Problem to work on
Where the data below has the string "callout", return the whole line.
----------------------------------------
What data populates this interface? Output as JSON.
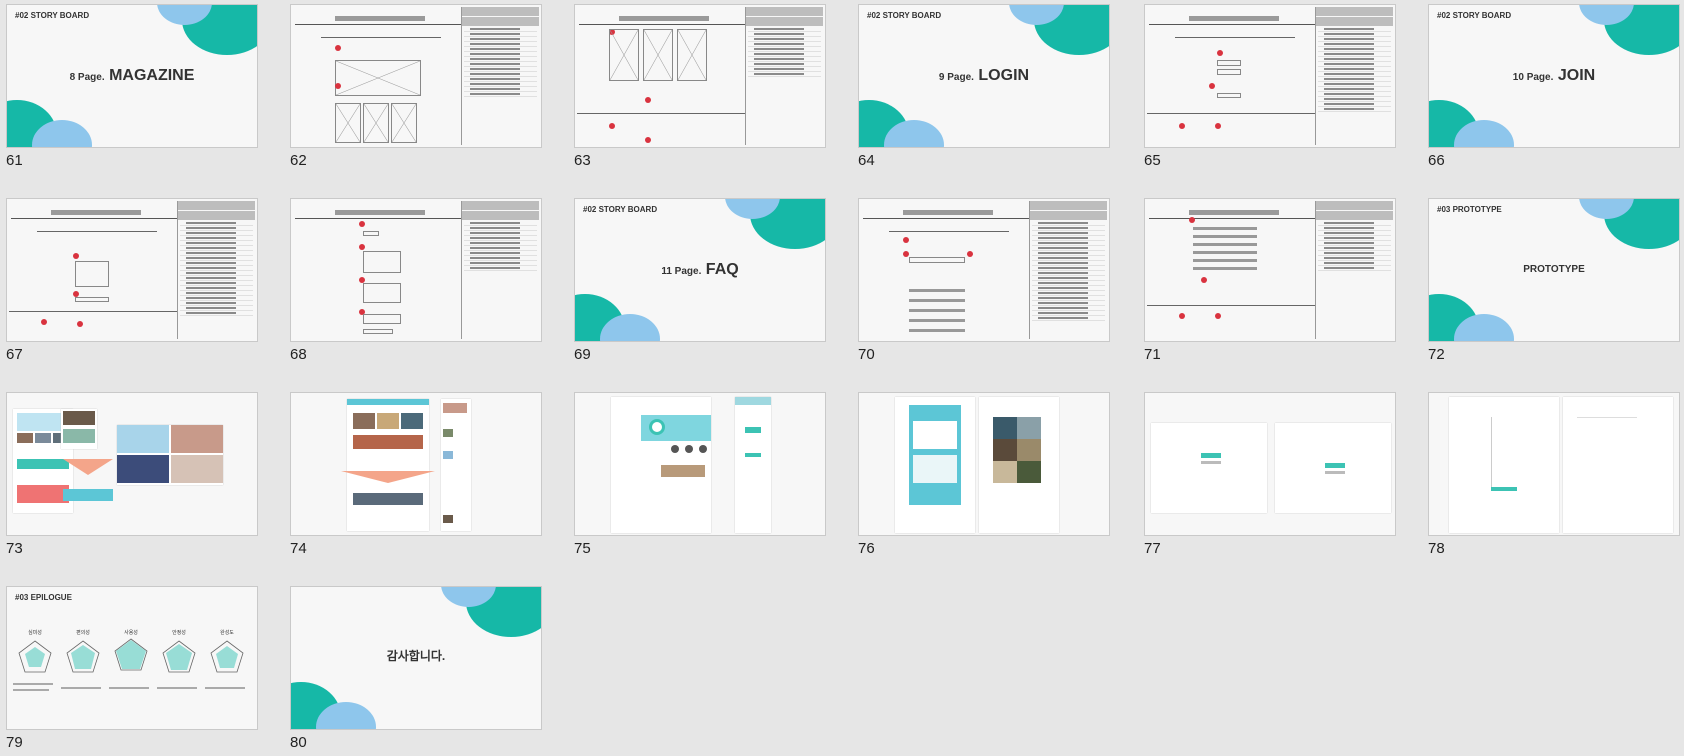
{
  "colors": {
    "background": "#e6e6e6",
    "teal": "#16b8a7",
    "blue": "#8ec6ec",
    "marker": "#d9333f"
  },
  "slides": [
    {
      "num": "61",
      "kind": "title",
      "section": "#02 STORY BOARD",
      "small": "8 Page.",
      "big": "MAGAZINE"
    },
    {
      "num": "62",
      "kind": "wireframe"
    },
    {
      "num": "63",
      "kind": "wireframe"
    },
    {
      "num": "64",
      "kind": "title",
      "section": "#02 STORY BOARD",
      "small": "9 Page.",
      "big": "LOGIN"
    },
    {
      "num": "65",
      "kind": "wireframe"
    },
    {
      "num": "66",
      "kind": "title",
      "section": "#02 STORY BOARD",
      "small": "10 Page.",
      "big": "JOIN"
    },
    {
      "num": "67",
      "kind": "wireframe"
    },
    {
      "num": "68",
      "kind": "wireframe"
    },
    {
      "num": "69",
      "kind": "title",
      "section": "#02 STORY BOARD",
      "small": "11 Page.",
      "big": "FAQ"
    },
    {
      "num": "70",
      "kind": "wireframe"
    },
    {
      "num": "71",
      "kind": "wireframe"
    },
    {
      "num": "72",
      "kind": "title",
      "section": "#03 PROTOTYPE",
      "small": "",
      "big": "PROTOTYPE"
    },
    {
      "num": "73",
      "kind": "prototype"
    },
    {
      "num": "74",
      "kind": "prototype"
    },
    {
      "num": "75",
      "kind": "prototype"
    },
    {
      "num": "76",
      "kind": "prototype"
    },
    {
      "num": "77",
      "kind": "prototype"
    },
    {
      "num": "78",
      "kind": "prototype"
    },
    {
      "num": "79",
      "kind": "epilogue",
      "section": "#03 EPILOGUE",
      "radar_labels": [
        "심미성",
        "편의성",
        "사용성",
        "안정성",
        "완성도"
      ]
    },
    {
      "num": "80",
      "kind": "closing",
      "text": "감사합니다."
    }
  ]
}
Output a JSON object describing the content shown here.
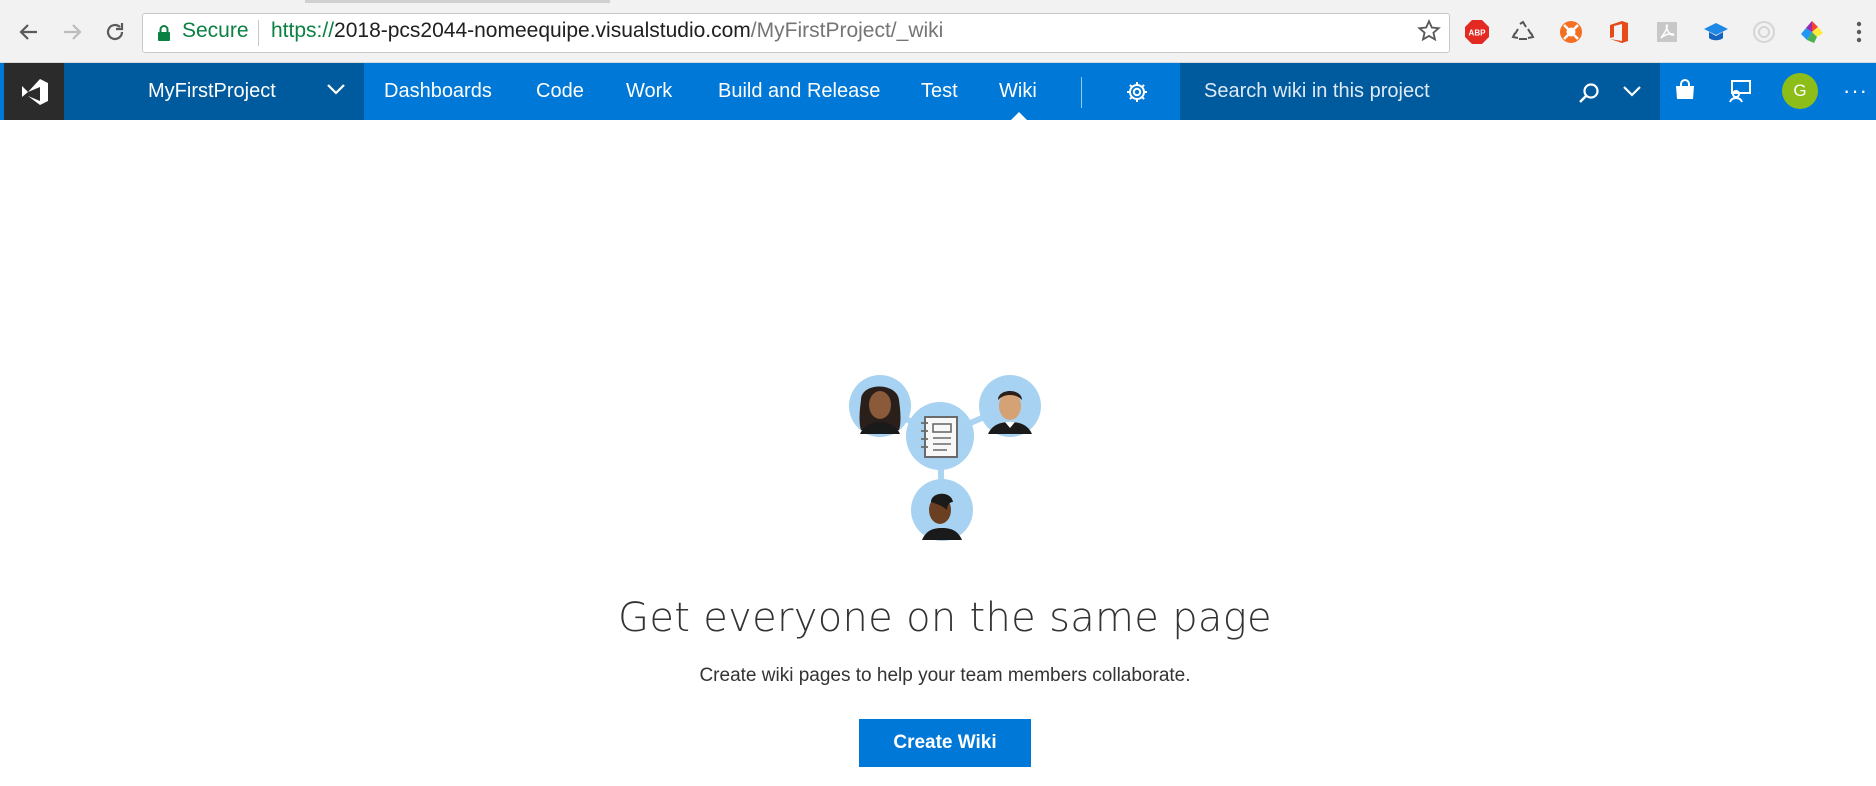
{
  "browser": {
    "secure_label": "Secure",
    "url_scheme": "https://",
    "url_host": "2018-pcs2044-nomeequipe.visualstudio.com",
    "url_path": "/MyFirstProject/_wiki",
    "toolbar_icons": [
      "back-icon",
      "forward-icon",
      "reload-icon",
      "lock-icon",
      "bookmark-star-icon",
      "adblock-icon",
      "recycle-icon",
      "lifebuoy-icon",
      "office-icon",
      "pdf-icon",
      "graduation-cap-icon",
      "target-icon",
      "color-picker-icon",
      "kebab-menu-icon"
    ],
    "adblock_label": "ABP"
  },
  "appbar": {
    "project_name": "MyFirstProject",
    "nav_items": [
      "Dashboards",
      "Code",
      "Work",
      "Build and Release",
      "Test",
      "Wiki"
    ],
    "active_item": "Wiki",
    "search_placeholder": "Search wiki in this project",
    "avatar_initial": "G",
    "more_label": "···",
    "colors": {
      "bar": "#0078d7",
      "dark": "#005a9e",
      "logo_bg": "#2b2b2b",
      "avatar": "#8cbd18"
    }
  },
  "main": {
    "headline": "Get everyone on the same page",
    "subline": "Create wiki pages to help your team members collaborate.",
    "cta_label": "Create Wiki",
    "illustration": "wiki-collaboration-illustration"
  }
}
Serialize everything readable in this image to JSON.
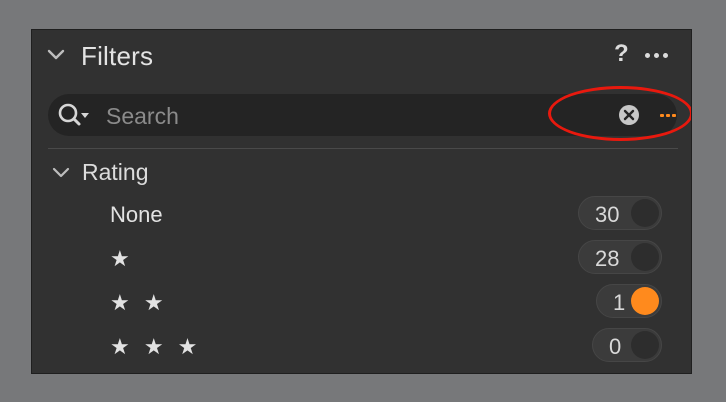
{
  "header": {
    "title": "Filters",
    "help_label": "?"
  },
  "search": {
    "placeholder": "Search",
    "value": ""
  },
  "rating": {
    "label": "Rating",
    "rows": [
      {
        "label": "None",
        "count": "30",
        "active": false
      },
      {
        "label": "★",
        "count": "28",
        "active": false
      },
      {
        "label": "★ ★",
        "count": "1",
        "active": true
      },
      {
        "label": "★ ★ ★",
        "count": "0",
        "active": false
      }
    ]
  },
  "colors": {
    "accent": "#ff8a1d",
    "annotation": "#e8190e",
    "panel": "#313131"
  },
  "icons": [
    "chevron-down-icon",
    "search-icon",
    "clear-icon",
    "more-icon",
    "options-icon"
  ]
}
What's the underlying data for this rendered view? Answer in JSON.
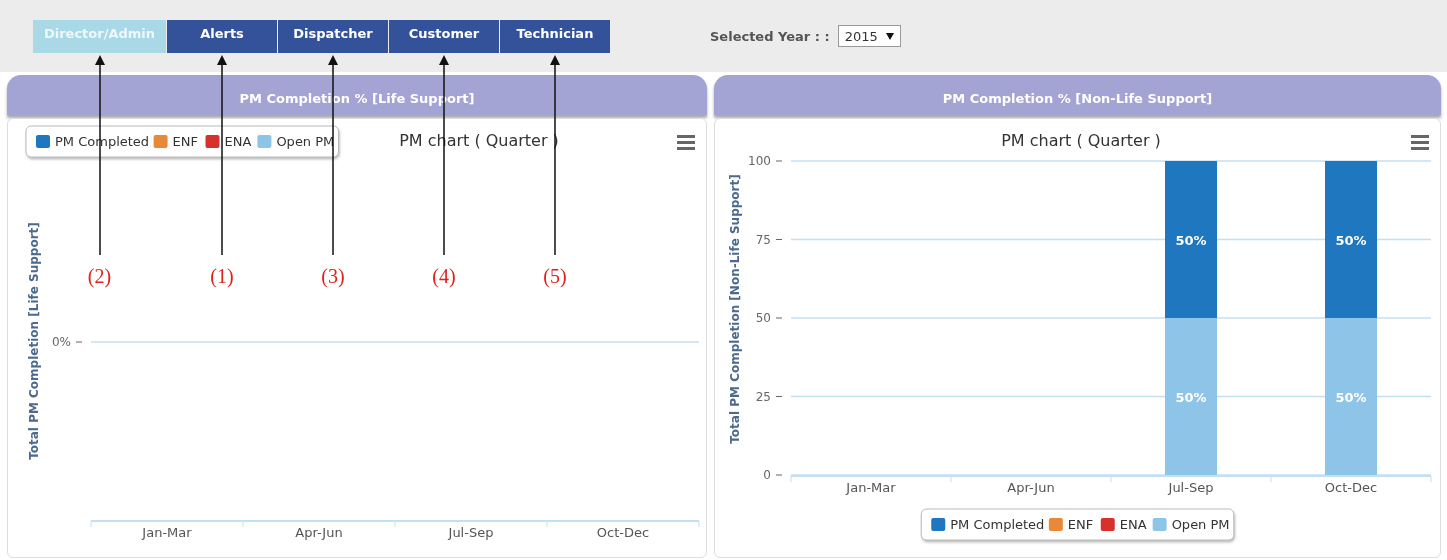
{
  "tabs": [
    {
      "label": "Director/Admin",
      "selected": true,
      "callout": "(2)"
    },
    {
      "label": "Alerts",
      "selected": false,
      "callout": "(1)"
    },
    {
      "label": "Dispatcher",
      "selected": false,
      "callout": "(3)"
    },
    {
      "label": "Customer",
      "selected": false,
      "callout": "(4)"
    },
    {
      "label": "Technician",
      "selected": false,
      "callout": "(5)"
    }
  ],
  "year_filter": {
    "label": "Selected Year : :",
    "value": "2015"
  },
  "panels": [
    {
      "title": "PM Completion % [Life Support]",
      "y_tick_label": "0%",
      "chart_data": {
        "type": "other",
        "title": "PM chart ( Quarter )",
        "ylabel": "Total PM Completion [Life Support]",
        "categories": [
          "Jan-Mar",
          "Apr-Jun",
          "Jul-Sep",
          "Oct-Dec"
        ],
        "legend": "top-left",
        "series": [
          {
            "name": "PM Completed",
            "color": "#1f77c0",
            "values": [
              null,
              null,
              null,
              null
            ]
          },
          {
            "name": "ENF",
            "color": "#e8893a",
            "values": [
              null,
              null,
              null,
              null
            ]
          },
          {
            "name": "ENA",
            "color": "#d6312c",
            "values": [
              null,
              null,
              null,
              null
            ]
          },
          {
            "name": "Open PM",
            "color": "#8ec4e8",
            "values": [
              null,
              null,
              null,
              null
            ]
          }
        ]
      }
    },
    {
      "title": "PM Completion % [Non-Life Support]",
      "chart_data": {
        "type": "bar",
        "title": "PM chart ( Quarter )",
        "ylabel": "Total PM Completion [Non-Life Support]",
        "categories": [
          "Jan-Mar",
          "Apr-Jun",
          "Jul-Sep",
          "Oct-Dec"
        ],
        "stacked": true,
        "grid": true,
        "legend": "bottom",
        "ylim": [
          0,
          100
        ],
        "yticks": [
          0,
          25,
          50,
          75,
          100
        ],
        "series": [
          {
            "name": "PM Completed",
            "color": "#1f77c0",
            "values": [
              null,
              null,
              50,
              50
            ],
            "value_labels": [
              null,
              null,
              "50%",
              "50%"
            ]
          },
          {
            "name": "ENF",
            "color": "#e8893a",
            "values": [
              null,
              null,
              null,
              null
            ]
          },
          {
            "name": "ENA",
            "color": "#d6312c",
            "values": [
              null,
              null,
              null,
              null
            ]
          },
          {
            "name": "Open PM",
            "color": "#8ec4e8",
            "values": [
              null,
              null,
              50,
              50
            ],
            "value_labels": [
              null,
              null,
              "50%",
              "50%"
            ]
          }
        ]
      }
    }
  ]
}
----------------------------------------
Exercise output
      "callout": "(2)"
      "callout": "(1)"
      "callout": "(3)"
      "callout": "(4)"
      "callout": "(5)"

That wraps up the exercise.